The whole difficulty, therefore, is in understanding the peculiar technical sense in which the word "Immortal" is used in this extract. Hence Theosophists often speak of the soul as being mortal, conditionally so, or as being immortal, conditionally so, as H. P. B. does in The Key to Theosophy. The soul becomes immortal when it unites with the Buddha or Bodhisattva or Christ within itself, its "Father in Heaven," or in other words when the soul unites with the Monad. Then it enjoys the immortality of the monad, uninterrupted consciousness.

The Healing of Diseases

What does Theosophy teach about the Healing of Diseases?

H. T. Edge — The querent probably has in mind the treatment of diseases and mental disorders by what may roughly be termed occult or psychic means. Theosophists are in general averse to these practices. In ordinary medicine, much study is required in order to qualify for being a practitioner; and a large body of knowledge, the result of the experience of doctors for a long time, is behind the medical art. But in matters psychic — where are we to find anything like such safeguards, such conditions. This is truly ground where it may be said that "angels fear to tread"; yet we find that almost anybody is ready to rush in, and either to attempt to practise himself, or to undertake to teach others to do so. What would such a condition be called in the medical world?

Both the material dealt with — the finer parts of the human constitution — and the forces and methods to be used, are of a far more delicate and intricate kind than those which ordinary medicine deals with, delicate and intricate though the latter are. It is but reasonable to infer that anyone aspiring to competence in this field would have to pass through a very long and difficult course of instruction and training before he could qualify; and that, if he should practise without such qualification, he would be likely to do more harm than good to his patients.

Diseases in general are evils which are in process of being cast out of the system. They had their origin in wrong thinking and feeling, and they have worked their way down to the physical body, which is trying to excrete them. If this natural process of elimination should be prevented, the evil would remain in the system, and the case would resemble that of stopping the flow from a suppurating sore. The relief given would be temporary, resulting in worse evil later on; moreover it would amount merely to a suppression of the symptoms, not a healing of the disease. This is a mistake to which psychic healing is peculiarly liable; and it is evident claims of immediate success do not refute the objection. An adept is needed to judge if and when it is advisable to interfere; and who of us has the profound knowledge which would enable us to take into account the intricate fabric of a human being's destiny and karman, so as to be sure that we shall benefit and not injure our patient?

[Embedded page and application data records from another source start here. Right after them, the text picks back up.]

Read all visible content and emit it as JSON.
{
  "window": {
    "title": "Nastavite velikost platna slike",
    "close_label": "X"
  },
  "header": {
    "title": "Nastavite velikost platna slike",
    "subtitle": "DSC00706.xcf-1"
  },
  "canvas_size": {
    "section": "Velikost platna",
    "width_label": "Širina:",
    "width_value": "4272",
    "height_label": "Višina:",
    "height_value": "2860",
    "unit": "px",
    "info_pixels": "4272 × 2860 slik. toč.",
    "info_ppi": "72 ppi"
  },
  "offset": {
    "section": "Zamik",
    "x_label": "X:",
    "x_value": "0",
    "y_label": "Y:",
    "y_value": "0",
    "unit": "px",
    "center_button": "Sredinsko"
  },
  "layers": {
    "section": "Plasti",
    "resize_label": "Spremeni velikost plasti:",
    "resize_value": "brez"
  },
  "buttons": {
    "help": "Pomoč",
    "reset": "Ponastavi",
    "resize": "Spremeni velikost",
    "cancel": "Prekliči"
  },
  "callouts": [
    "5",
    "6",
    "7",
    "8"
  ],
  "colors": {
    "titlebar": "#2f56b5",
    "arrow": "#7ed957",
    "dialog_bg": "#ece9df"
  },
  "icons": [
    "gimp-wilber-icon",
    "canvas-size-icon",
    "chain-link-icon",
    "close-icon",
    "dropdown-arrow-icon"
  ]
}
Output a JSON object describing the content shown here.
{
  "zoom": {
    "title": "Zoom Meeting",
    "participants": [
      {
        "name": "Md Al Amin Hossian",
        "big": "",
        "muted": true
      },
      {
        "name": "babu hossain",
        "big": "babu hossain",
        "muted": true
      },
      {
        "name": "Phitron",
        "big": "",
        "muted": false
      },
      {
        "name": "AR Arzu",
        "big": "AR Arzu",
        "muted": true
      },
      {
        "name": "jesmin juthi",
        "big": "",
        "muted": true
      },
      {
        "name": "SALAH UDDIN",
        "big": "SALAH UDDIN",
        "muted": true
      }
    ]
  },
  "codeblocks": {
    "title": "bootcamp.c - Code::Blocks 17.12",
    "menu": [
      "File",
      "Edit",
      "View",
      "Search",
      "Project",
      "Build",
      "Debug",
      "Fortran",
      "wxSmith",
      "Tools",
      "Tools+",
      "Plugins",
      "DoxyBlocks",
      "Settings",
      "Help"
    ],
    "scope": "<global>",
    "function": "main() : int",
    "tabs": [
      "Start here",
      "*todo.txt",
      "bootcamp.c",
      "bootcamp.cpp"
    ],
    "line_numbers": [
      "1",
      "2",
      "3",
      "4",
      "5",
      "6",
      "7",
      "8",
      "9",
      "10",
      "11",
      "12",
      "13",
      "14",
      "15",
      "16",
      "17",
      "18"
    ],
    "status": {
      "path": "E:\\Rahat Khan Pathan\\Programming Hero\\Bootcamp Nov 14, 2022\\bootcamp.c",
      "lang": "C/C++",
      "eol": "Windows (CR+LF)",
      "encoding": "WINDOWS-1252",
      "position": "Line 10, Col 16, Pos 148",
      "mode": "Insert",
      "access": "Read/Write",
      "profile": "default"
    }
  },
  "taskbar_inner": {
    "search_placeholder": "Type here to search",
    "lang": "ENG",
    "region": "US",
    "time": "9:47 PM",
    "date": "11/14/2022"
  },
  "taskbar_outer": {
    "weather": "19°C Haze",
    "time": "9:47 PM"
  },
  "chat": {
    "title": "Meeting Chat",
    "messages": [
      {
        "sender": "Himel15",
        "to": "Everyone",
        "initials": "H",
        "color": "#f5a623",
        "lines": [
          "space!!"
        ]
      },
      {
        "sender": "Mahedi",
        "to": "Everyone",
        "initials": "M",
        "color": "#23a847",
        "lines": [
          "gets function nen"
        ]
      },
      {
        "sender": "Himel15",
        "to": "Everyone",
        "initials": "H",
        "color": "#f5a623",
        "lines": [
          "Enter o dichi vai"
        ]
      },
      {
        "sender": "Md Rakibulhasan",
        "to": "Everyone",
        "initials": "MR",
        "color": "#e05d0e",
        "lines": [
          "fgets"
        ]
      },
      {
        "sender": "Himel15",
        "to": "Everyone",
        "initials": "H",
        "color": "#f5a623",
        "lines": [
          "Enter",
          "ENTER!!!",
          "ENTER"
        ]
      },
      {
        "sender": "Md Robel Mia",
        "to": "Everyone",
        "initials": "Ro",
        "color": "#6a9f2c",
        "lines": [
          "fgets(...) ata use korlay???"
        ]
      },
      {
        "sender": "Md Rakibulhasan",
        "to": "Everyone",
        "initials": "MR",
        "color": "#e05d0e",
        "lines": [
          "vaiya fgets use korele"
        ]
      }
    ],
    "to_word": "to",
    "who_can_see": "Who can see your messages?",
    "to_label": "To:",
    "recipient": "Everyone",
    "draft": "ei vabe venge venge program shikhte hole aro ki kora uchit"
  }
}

Co-operate with Nature

What is the right and safe way of treating diseases?

H. T. Edge — The physical part of the treatment should be left to the doctor, who, if he is a wise physician, will pay much less attention to the administration of drugs than to assisting nature to do her own powerful remedial work. The patient should assist the remedial process by adapting his mind as much as possible to the circumstances. Realizing that a remedial process is going on, he will accept it as such, instead of rebelling against it. And he will endeavor, by living as healthily as he knows how, mentally, morally, and physically, to avoid setting up any further discordant conditions which would have to be cleared out of the system in the same painful way. He should try to forget his complaint rather than to focus his attention on it. It is well known that people sometimes dwell on their complaints until they make them worse and believe themselves to have diseases which they have not; they become hypochondriacs or valetudinarians. The same thing can happen to those who try to drive away their complaint by concentrating on it; the disease feeds by attention, and besides the treatment is likely to be without knowledge and unskillful.

Theosophical University Press Online Edition